There are pro’s and con’s of either birthing plans. Personally here is my ideas. For a cesarean, people are a lot more willing to pitch in and help. I’ve gotten more meals than I ever did with my other two babies. I’ve got full-time help. I do think recovery is more difficult. I’d rather be up and doing my things at my speed instead I’ve got to use caution. The emotional after effects of major surgery are greater. In fact, my midwife informed that my risk for postpartum depression is around 95%. I’ve had breastfeeding problems which I’ve discovered is not uncommon in cesarean births. For a vaginal birth, I could pretty much do what I wanted with in a week of giving birth. My hospital stay wasn’t as long and if I tore there was pain from the stitches which wasn’t as nice. Pretty much all around a vaginal birth is definitely better for mom and baby.
For additional advice/info:
ICAN The International Cesarean Awareness Network aims to improve maternal-child health by preventing unnecessary cesarean through education, provide support for cesarean recovery, and promote Vaginal Birth After Cesarean (VBAC). It has a register of care providers, informative FAQs and a community.

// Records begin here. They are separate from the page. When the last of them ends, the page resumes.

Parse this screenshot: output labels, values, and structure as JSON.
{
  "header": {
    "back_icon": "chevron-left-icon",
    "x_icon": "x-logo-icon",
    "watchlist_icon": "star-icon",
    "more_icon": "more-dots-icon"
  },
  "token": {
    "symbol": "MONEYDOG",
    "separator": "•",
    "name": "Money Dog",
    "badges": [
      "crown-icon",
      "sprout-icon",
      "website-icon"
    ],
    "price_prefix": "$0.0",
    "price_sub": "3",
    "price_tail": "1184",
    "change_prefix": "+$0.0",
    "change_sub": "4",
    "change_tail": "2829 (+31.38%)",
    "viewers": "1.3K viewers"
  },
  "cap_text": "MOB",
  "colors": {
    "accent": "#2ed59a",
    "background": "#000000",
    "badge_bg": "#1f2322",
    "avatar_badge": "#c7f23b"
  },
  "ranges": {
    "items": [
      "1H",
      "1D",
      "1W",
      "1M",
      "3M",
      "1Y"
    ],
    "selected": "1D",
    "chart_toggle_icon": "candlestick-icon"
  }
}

I’d like to hear from my readers. What type of birth did you have? What side-effects have you experienced? What helped you or your family adjust to a new one?